Faro will receive a new RCMP detachment in 2022, replacing the decades-old… Continue reading

In a Jan. 18 announcement, the Yukon government said the shingles vaccine is now being publicly funded for Yukoners between age 65 and 70, while the HPV vaccine program has been expanded to all Yukoners up to and including age 26. (1213rf.com)
Changes made to shingles, HPV vaccine programs

Pharmacists in the Yukon can now provide the shingles vaccine and the… Continue reading

Parking attendant Const.
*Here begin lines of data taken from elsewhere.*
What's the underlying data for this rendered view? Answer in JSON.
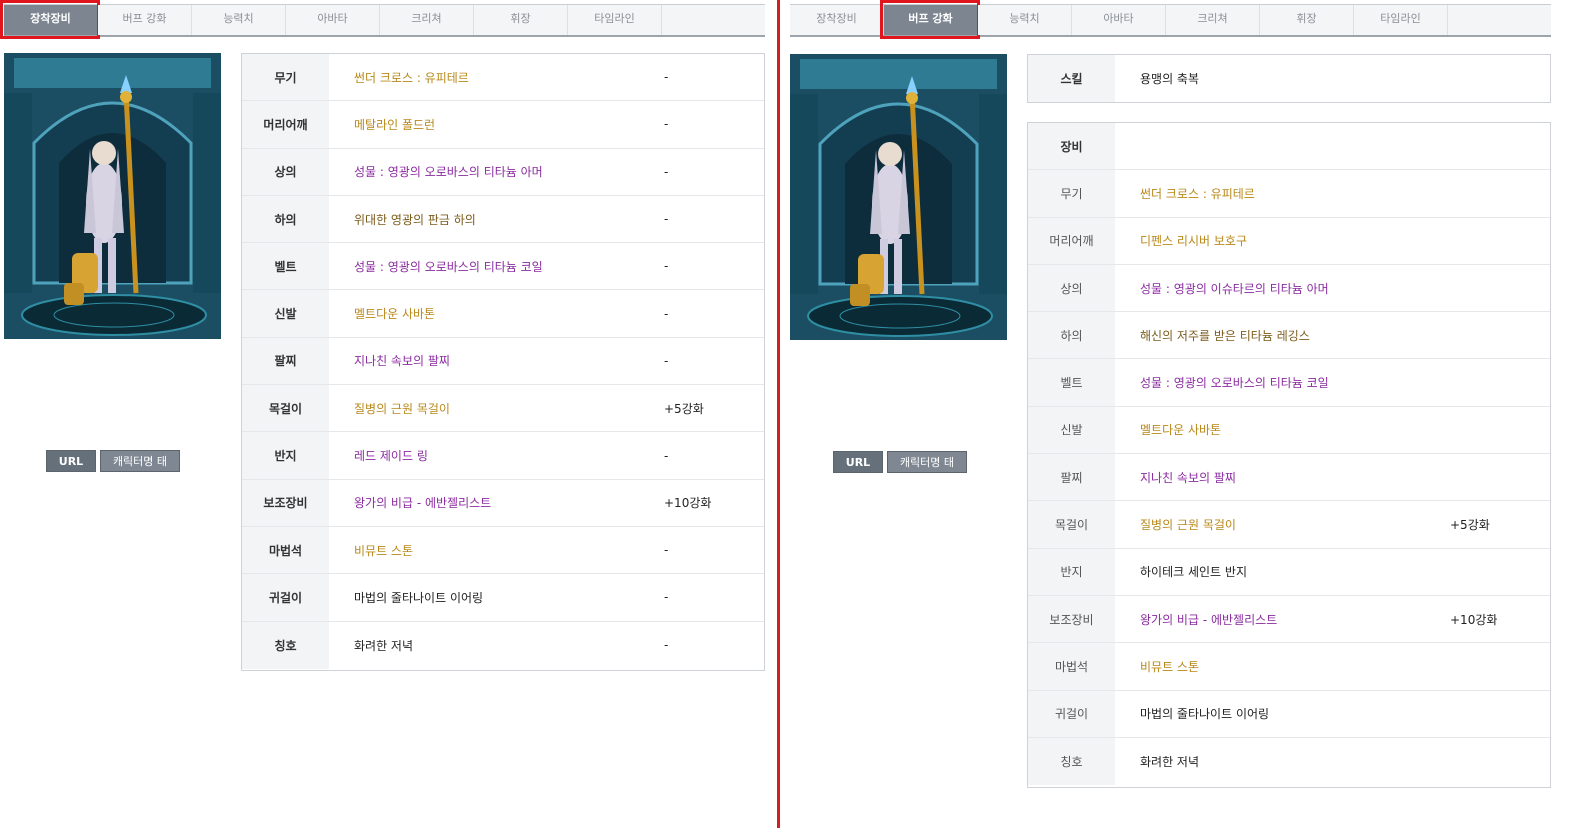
{
  "tabs": [
    "장착장비",
    "버프 강화",
    "능력치",
    "아바타",
    "크리쳐",
    "휘장",
    "타임라인"
  ],
  "buttons": {
    "url": "URL",
    "tag": "캐릭터명 태그"
  },
  "left": {
    "active_tab": "장착장비",
    "equipment": [
      {
        "slot": "무기",
        "item": "썬더 크로스 : 유피테르",
        "enhance": "-",
        "color": "gold"
      },
      {
        "slot": "머리어깨",
        "item": "메탈라인 폴드런",
        "enhance": "-",
        "color": "gold"
      },
      {
        "slot": "상의",
        "item": "성물 : 영광의 오로바스의 티타늄 아머",
        "enhance": "-",
        "color": "purple"
      },
      {
        "slot": "하의",
        "item": "위대한 영광의 판금 하의",
        "enhance": "-",
        "color": "brown"
      },
      {
        "slot": "벨트",
        "item": "성물 : 영광의 오로바스의 티타늄 코일",
        "enhance": "-",
        "color": "purple"
      },
      {
        "slot": "신발",
        "item": "멜트다운 사바톤",
        "enhance": "-",
        "color": "gold"
      },
      {
        "slot": "팔찌",
        "item": "지나친 속보의 팔찌",
        "enhance": "-",
        "color": "purple"
      },
      {
        "slot": "목걸이",
        "item": "질병의 근원 목걸이",
        "enhance": "+5강화",
        "color": "gold"
      },
      {
        "slot": "반지",
        "item": "레드 제이드 링",
        "enhance": "-",
        "color": "purple"
      },
      {
        "slot": "보조장비",
        "item": "왕가의 비급 - 에반젤리스트",
        "enhance": "+10강화",
        "color": "purple"
      },
      {
        "slot": "마법석",
        "item": "비뮤트 스톤",
        "enhance": "-",
        "color": "gold"
      },
      {
        "slot": "귀걸이",
        "item": "마법의 줄타나이트 이어링",
        "enhance": "-",
        "color": "plain"
      },
      {
        "slot": "칭호",
        "item": "화려한 저녁",
        "enhance": "-",
        "color": "plain"
      }
    ]
  },
  "right": {
    "active_tab": "버프 강화",
    "skill_label": "스킬",
    "skill_name": "용맹의 축복",
    "equip_header": "장비",
    "equipment": [
      {
        "slot": "무기",
        "item": "썬더 크로스 : 유피테르",
        "enhance": "",
        "color": "gold"
      },
      {
        "slot": "머리어깨",
        "item": "디펜스 리시버 보호구",
        "enhance": "",
        "color": "gold"
      },
      {
        "slot": "상의",
        "item": "성물 : 영광의 이슈타르의 티타늄 아머",
        "enhance": "",
        "color": "purple"
      },
      {
        "slot": "하의",
        "item": "해신의 저주를 받은 티타늄 레깅스",
        "enhance": "",
        "color": "brown"
      },
      {
        "slot": "벨트",
        "item": "성물 : 영광의 오로바스의 티타늄 코일",
        "enhance": "",
        "color": "purple"
      },
      {
        "slot": "신발",
        "item": "멜트다운 사바톤",
        "enhance": "",
        "color": "gold"
      },
      {
        "slot": "팔찌",
        "item": "지나친 속보의 팔찌",
        "enhance": "",
        "color": "purple"
      },
      {
        "slot": "목걸이",
        "item": "질병의 근원 목걸이",
        "enhance": "+5강화",
        "color": "gold"
      },
      {
        "slot": "반지",
        "item": "하이테크 세인트 반지",
        "enhance": "",
        "color": "plain"
      },
      {
        "slot": "보조장비",
        "item": "왕가의 비급 - 에반젤리스트",
        "enhance": "+10강화",
        "color": "purple"
      },
      {
        "slot": "마법석",
        "item": "비뮤트 스톤",
        "enhance": "",
        "color": "gold"
      },
      {
        "slot": "귀걸이",
        "item": "마법의 줄타나이트 이어링",
        "enhance": "",
        "color": "plain"
      },
      {
        "slot": "칭호",
        "item": "화려한 저녁",
        "enhance": "",
        "color": "plain"
      }
    ]
  }
}
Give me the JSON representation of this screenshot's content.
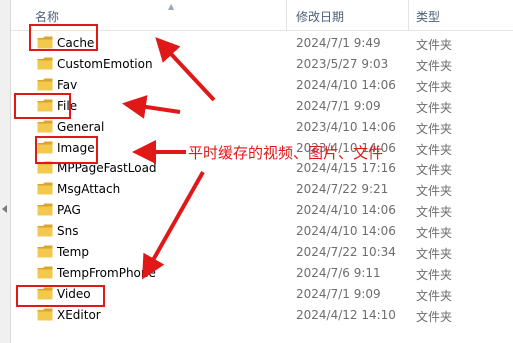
{
  "header": {
    "name_label": "名称",
    "date_label": "修改日期",
    "type_label": "类型"
  },
  "rows": [
    {
      "name": "Cache",
      "date": "2024/7/1 9:49",
      "type": "文件夹",
      "highlighted": true
    },
    {
      "name": "CustomEmotion",
      "date": "2023/5/27 9:03",
      "type": "文件夹",
      "highlighted": false
    },
    {
      "name": "Fav",
      "date": "2024/4/10 14:06",
      "type": "文件夹",
      "highlighted": false
    },
    {
      "name": "File",
      "date": "2024/7/1 9:09",
      "type": "文件夹",
      "highlighted": true
    },
    {
      "name": "General",
      "date": "2023/4/10 14:06",
      "type": "文件夹",
      "highlighted": false
    },
    {
      "name": "Image",
      "date": "2023/4/10 14:06",
      "type": "文件夹",
      "highlighted": true
    },
    {
      "name": "MPPageFastLoad",
      "date": "2024/4/15 17:16",
      "type": "文件夹",
      "highlighted": false
    },
    {
      "name": "MsgAttach",
      "date": "2024/7/22 9:21",
      "type": "文件夹",
      "highlighted": false
    },
    {
      "name": "PAG",
      "date": "2024/4/10 14:06",
      "type": "文件夹",
      "highlighted": false
    },
    {
      "name": "Sns",
      "date": "2024/4/10 14:06",
      "type": "文件夹",
      "highlighted": false
    },
    {
      "name": "Temp",
      "date": "2024/7/22 10:34",
      "type": "文件夹",
      "highlighted": false
    },
    {
      "name": "TempFromPhone",
      "date": "2024/7/6 9:11",
      "type": "文件夹",
      "highlighted": false
    },
    {
      "name": "Video",
      "date": "2024/7/1 9:09",
      "type": "文件夹",
      "highlighted": true
    },
    {
      "name": "XEditor",
      "date": "2024/4/12 14:10",
      "type": "文件夹",
      "highlighted": false
    }
  ],
  "annotation": {
    "text": "平时缓存的视频、图片、文件",
    "color": "#e01818"
  },
  "colors": {
    "folder_yellow": "#f2c94c",
    "folder_dark": "#d9a52b",
    "header_text": "#4c607a"
  },
  "icons": {
    "folder": "folder-icon",
    "sort": "sort-caret-icon",
    "arrow": "red-arrow"
  }
}
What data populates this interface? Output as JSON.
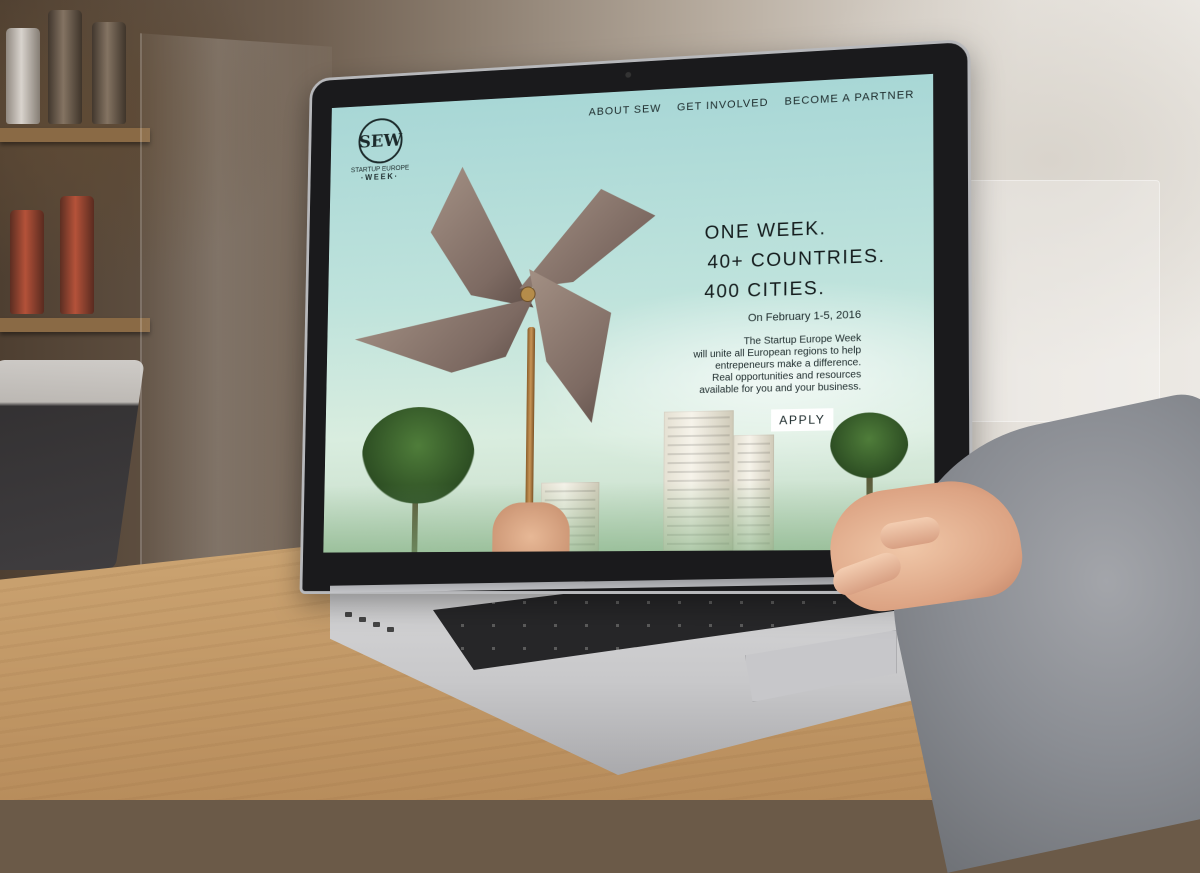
{
  "nav": {
    "items": [
      {
        "label": "ABOUT SEW"
      },
      {
        "label": "GET INVOLVED"
      },
      {
        "label": "BECOME A PARTNER"
      }
    ]
  },
  "logo": {
    "monogram": "SEW",
    "line1": "STARTUP EUROPE",
    "line2": "·WEEK·"
  },
  "hero": {
    "line1": "ONE WEEK.",
    "line2": "40+ COUNTRIES.",
    "line3": "400 CITIES.",
    "date": "On February 1-5, 2016",
    "description_lines": [
      "The Startup Europe Week",
      "will unite all European regions to help",
      "entrepeneurs make a difference.",
      "Real opportunities and resources",
      "available for you and your business."
    ],
    "apply_label": "APPLY"
  },
  "colors": {
    "sky": "#bfe3dc",
    "text": "#1c2a2b",
    "button_bg": "#ffffff"
  }
}
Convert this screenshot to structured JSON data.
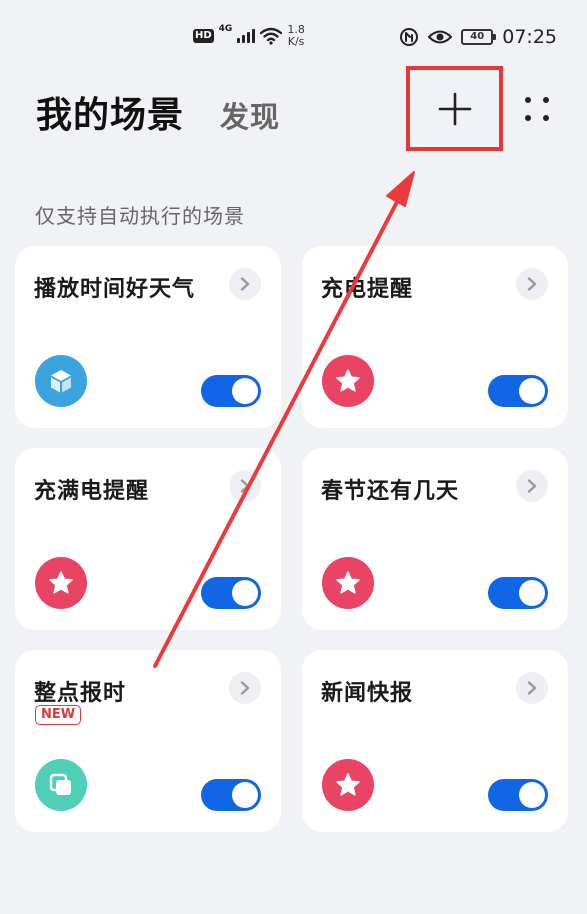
{
  "status_bar": {
    "hd": "HD",
    "network": "4G",
    "speed_value": "1.8",
    "speed_unit": "K/s",
    "battery": "40",
    "time": "07:25"
  },
  "header": {
    "title": "我的场景",
    "discover_tab": "发现"
  },
  "section_label": "仅支持自动执行的场景",
  "colors": {
    "accent_blue": "#1166e6",
    "highlight_red": "#e8373a",
    "icon_pink": "#e94464",
    "icon_sky": "#3ba3e0",
    "icon_teal": "#4dcfb8"
  },
  "cards": [
    {
      "title": "播放时间好天气",
      "badge": "",
      "icon": "cube-icon",
      "icon_color": "#3ba3e0",
      "enabled": true
    },
    {
      "title": "充电提醒",
      "badge": "",
      "icon": "star-icon",
      "icon_color": "#e94464",
      "enabled": true
    },
    {
      "title": "充满电提醒",
      "badge": "",
      "icon": "star-icon",
      "icon_color": "#e94464",
      "enabled": true
    },
    {
      "title": "春节还有几天",
      "badge": "",
      "icon": "star-icon",
      "icon_color": "#e94464",
      "enabled": true
    },
    {
      "title": "整点报时",
      "badge": "NEW",
      "icon": "layers-icon",
      "icon_color": "#4dcfb8",
      "enabled": true
    },
    {
      "title": "新闻快报",
      "badge": "",
      "icon": "star-icon",
      "icon_color": "#e94464",
      "enabled": true
    }
  ]
}
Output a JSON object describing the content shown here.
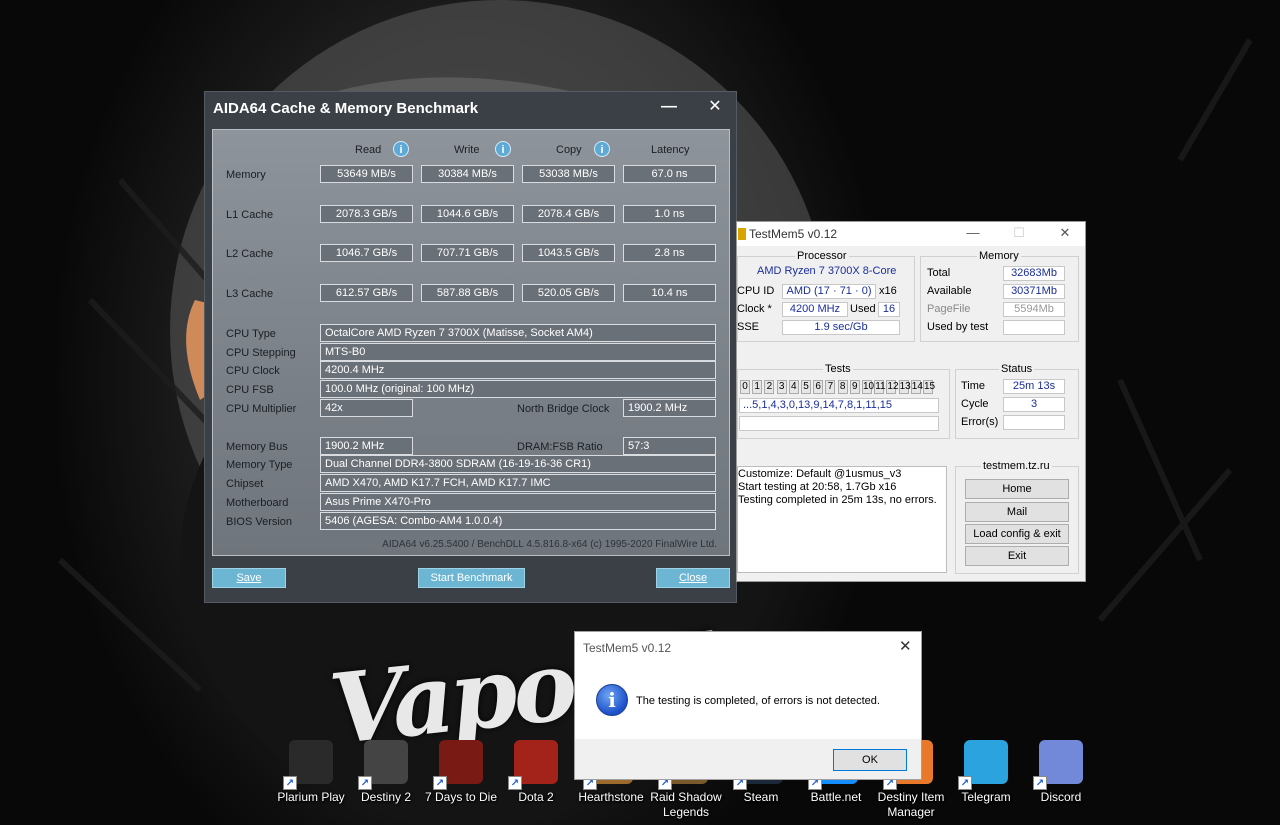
{
  "desktop": {
    "wallpaper_text": "VaporFly",
    "icons": [
      {
        "label": "Plarium Play",
        "color": "#2a2a2a"
      },
      {
        "label": "Destiny 2",
        "color": "#444444"
      },
      {
        "label": "7 Days to Die",
        "color": "#7a1a14"
      },
      {
        "label": "Dota 2",
        "color": "#a3231b"
      },
      {
        "label": "Hearthstone",
        "color": "#9b6a2c"
      },
      {
        "label": "Raid Shadow Legends",
        "color": "#7a5a2a"
      },
      {
        "label": "Steam",
        "color": "#1b2838"
      },
      {
        "label": "Battle.net",
        "color": "#148eff"
      },
      {
        "label": "Destiny Item Manager",
        "color": "#e8782a"
      },
      {
        "label": "Telegram",
        "color": "#2aa3de"
      },
      {
        "label": "Discord",
        "color": "#7289da"
      }
    ]
  },
  "aida": {
    "title": "AIDA64 Cache & Memory Benchmark",
    "headers": {
      "read": "Read",
      "write": "Write",
      "copy": "Copy",
      "latency": "Latency"
    },
    "rows": [
      {
        "label": "Memory",
        "read": "53649 MB/s",
        "write": "30384 MB/s",
        "copy": "53038 MB/s",
        "latency": "67.0 ns"
      },
      {
        "label": "L1 Cache",
        "read": "2078.3 GB/s",
        "write": "1044.6 GB/s",
        "copy": "2078.4 GB/s",
        "latency": "1.0 ns"
      },
      {
        "label": "L2 Cache",
        "read": "1046.7 GB/s",
        "write": "707.71 GB/s",
        "copy": "1043.5 GB/s",
        "latency": "2.8 ns"
      },
      {
        "label": "L3 Cache",
        "read": "612.57 GB/s",
        "write": "587.88 GB/s",
        "copy": "520.05 GB/s",
        "latency": "10.4 ns"
      }
    ],
    "cpu_type_label": "CPU Type",
    "cpu_type": "OctalCore AMD Ryzen 7 3700X  (Matisse, Socket AM4)",
    "cpu_stepping_label": "CPU Stepping",
    "cpu_stepping": "MTS-B0",
    "cpu_clock_label": "CPU Clock",
    "cpu_clock": "4200.4 MHz",
    "cpu_fsb_label": "CPU FSB",
    "cpu_fsb": "100.0 MHz  (original: 100 MHz)",
    "cpu_mult_label": "CPU Multiplier",
    "cpu_mult": "42x",
    "nb_clock_label": "North Bridge Clock",
    "nb_clock": "1900.2 MHz",
    "mem_bus_label": "Memory Bus",
    "mem_bus": "1900.2 MHz",
    "dram_ratio_label": "DRAM:FSB Ratio",
    "dram_ratio": "57:3",
    "mem_type_label": "Memory Type",
    "mem_type": "Dual Channel DDR4-3800 SDRAM  (16-19-16-36 CR1)",
    "chipset_label": "Chipset",
    "chipset": "AMD X470, AMD K17.7 FCH, AMD K17.7 IMC",
    "motherboard_label": "Motherboard",
    "motherboard": "Asus Prime X470-Pro",
    "bios_label": "BIOS Version",
    "bios": "5406  (AGESA: Combo-AM4 1.0.0.4)",
    "footer": "AIDA64 v6.25.5400 / BenchDLL 4.5.816.8-x64  (c) 1995-2020 FinalWire Ltd.",
    "save_btn": "Save",
    "start_btn": "Start Benchmark",
    "close_btn": "Close"
  },
  "testmem": {
    "title": "TestMem5 v0.12",
    "processor_group": "Processor",
    "processor_name": "AMD Ryzen 7 3700X 8-Core",
    "cpuid_label": "CPU ID",
    "cpuid_val": "AMD  (17 · 71 · 0)",
    "cpuid_threads": "x16",
    "clock_label": "Clock *",
    "clock_val": "4200 MHz",
    "used_label": "Used",
    "used_val": "16",
    "sse_label": "SSE",
    "sse_val": "1.9 sec/Gb",
    "memory_group": "Memory",
    "total_label": "Total",
    "total_val": "32683Mb",
    "avail_label": "Available",
    "avail_val": "30371Mb",
    "pagefile_label": "PageFile",
    "pagefile_val": "5594Mb",
    "usedtest_label": "Used by test",
    "usedtest_val": "",
    "tests_group": "Tests",
    "test_cells": [
      "0",
      "1",
      "2",
      "3",
      "4",
      "5",
      "6",
      "7",
      "8",
      "9",
      "10",
      "11",
      "12",
      "13",
      "14",
      "15"
    ],
    "test_sequence": "...5,1,4,3,0,13,9,14,7,8,1,11,15",
    "status_group": "Status",
    "time_label": "Time",
    "time_val": "25m 13s",
    "cycle_label": "Cycle",
    "cycle_val": "3",
    "errors_label": "Error(s)",
    "errors_val": "",
    "log": [
      "Customize: Default @1usmus_v3",
      "Start testing at 20:58, 1.7Gb x16",
      "Testing completed in 25m 13s, no errors."
    ],
    "site_group": "testmem.tz.ru",
    "btn_home": "Home",
    "btn_mail": "Mail",
    "btn_load": "Load config & exit",
    "btn_exit": "Exit"
  },
  "dialog": {
    "title": "TestMem5 v0.12",
    "message": "The testing is completed, of errors is not detected.",
    "ok": "OK"
  }
}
Ouellet puts a parking ticket on the windshield of a vehicle in downtown Whitehorse on Dec. 6, 2018. The City of Whitehorse is hoping to write of nearly $300,000 in outstanding fees, bylaw fines and court fees, $20,225 of which is attributed to parking fines issued to non-Yukon license plates. (Crystal Schick/Yukon News file)
City of Whitehorse could write off nearly $300,000

The City of Whitehorse could write off $294,345 in outstanding fees, bylaw… Continue reading

Grants available to address gender-based violence

Organizations could receive up to $200,000

In this illustration, artist-journalist Charles Fripp reveals the human side of tragedy on the Stikine trail to the Klondike in 1898. A man chases his partner around the tent with an axe, while a third man follows, attempting to intervene. (The Daily Graphic/July 27, 1898)
History Hunter: Charles Fripp — gold rush artist

The Alaskan coastal town of Wrangell was ill-equipped for the tide of… Continue reading

A man walks passed the polling place sign at city hall in Whitehorse on Oct. 18, 2018. While Whitehorse Mayor Dan Curtis is now setting his sights on the upcoming territorial election, other members of council are still pondering their election plans for the coming year. (Crystal Schick/Yukon News file)
Councillors undecided on election plans

Municipal vote set for Oct. 21

Whitehorse City Hall. (Joel Krahn/Yukon News file)
City hall, briefly

A look at decicions made by Whitehorse city council this week.

Most Read